In this Issue: Suicide Prevention
Facilitating Use of the Veterans Crisis Line in Veterans at High Risk for Suicide
The Veterans Crisis Line was developed to provide easily accessible support during high-risk periods to prevent suicidal behaviors among Veterans and VA patients. Observational data provide support for the appeal and utility of suicide crisis lines, however, more definitive efficacy data are lacking. Furthermore, preliminary data indicates that it is likely that the crisis line is being under-utilized by Veterans who could benefit from these services. Consequently, study investigators developed a new intervention: Crisis Line Facilitation (CLF) is a brief, motivational interviewing-based therapy that includes a practice call to the Crisis Line, and is aimed at addressing Veterans' perceived barriers and facilitators of crisis line use during periods of suicidal crisis. This ongoing HSR&D study is evaluating the efficacy of CLF versus Enhanced Usual Care (EUC) in increasing crisis line use and decreasing suicidal behaviors among Veterans with recent inpatient hospitalization for a suicidal crisis.

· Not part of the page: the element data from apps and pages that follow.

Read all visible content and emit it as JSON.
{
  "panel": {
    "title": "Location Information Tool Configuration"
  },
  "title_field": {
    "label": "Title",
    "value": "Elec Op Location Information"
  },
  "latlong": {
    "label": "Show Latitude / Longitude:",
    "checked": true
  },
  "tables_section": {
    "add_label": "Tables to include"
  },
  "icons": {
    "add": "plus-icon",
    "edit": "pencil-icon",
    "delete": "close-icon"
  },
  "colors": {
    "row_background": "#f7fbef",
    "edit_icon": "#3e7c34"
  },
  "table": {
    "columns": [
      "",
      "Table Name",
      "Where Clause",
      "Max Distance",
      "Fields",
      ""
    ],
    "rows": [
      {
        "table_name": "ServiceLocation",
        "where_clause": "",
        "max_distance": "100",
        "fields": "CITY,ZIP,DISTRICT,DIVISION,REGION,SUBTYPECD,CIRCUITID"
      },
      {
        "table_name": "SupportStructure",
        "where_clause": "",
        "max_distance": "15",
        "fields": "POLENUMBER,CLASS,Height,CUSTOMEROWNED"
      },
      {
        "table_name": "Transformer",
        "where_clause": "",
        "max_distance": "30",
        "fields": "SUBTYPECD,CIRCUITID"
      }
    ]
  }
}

Investigators will screen approximately 1,042 Veterans hospitalized for a recent suicidal crisis (significant ideation, plan, and/or recent attempt requiring psychiatric hospitalization) at one of two VA inpatient psychiatry units to determine whether they had called the Veterans Crisis Line. A sample of 500 Veterans who had not used the Veterans Crisis Line within the past year will be recruited and randomly assigned to either the intervention (CLF) or enhanced usual care. CLF will occur in a single-session before the Veterans are released from psychiatric hospitalization. All participants will be re-assessed at 3-, 6- and 12-months post-baseline.
Impact: Enhancing utilization of the Crisis Line among high-risk Veterans could have a substantial impact on rates of suicidal behavior in this very high risk group. If found to be effective, the CLF approach could be easily expanded to other settings and could, over time, have a meaningful impact on VA-wide rates of fatal and non-fatal attempts. This study also has the potential to significantly advance the science supporting the potential utility of Crisis Lines, which has broad-ranging importance for suicide researchers and policymakers both inside and outside VA.
Principal Investigator: Mark Ilgen, PhD, is part of HSR&D's Center for Clinical Management Research (CCMR) in Ann Arbor, MI.
Facilitating Use of the Veterans Crisis Line in Veterans at High Risk for Suicide project abstract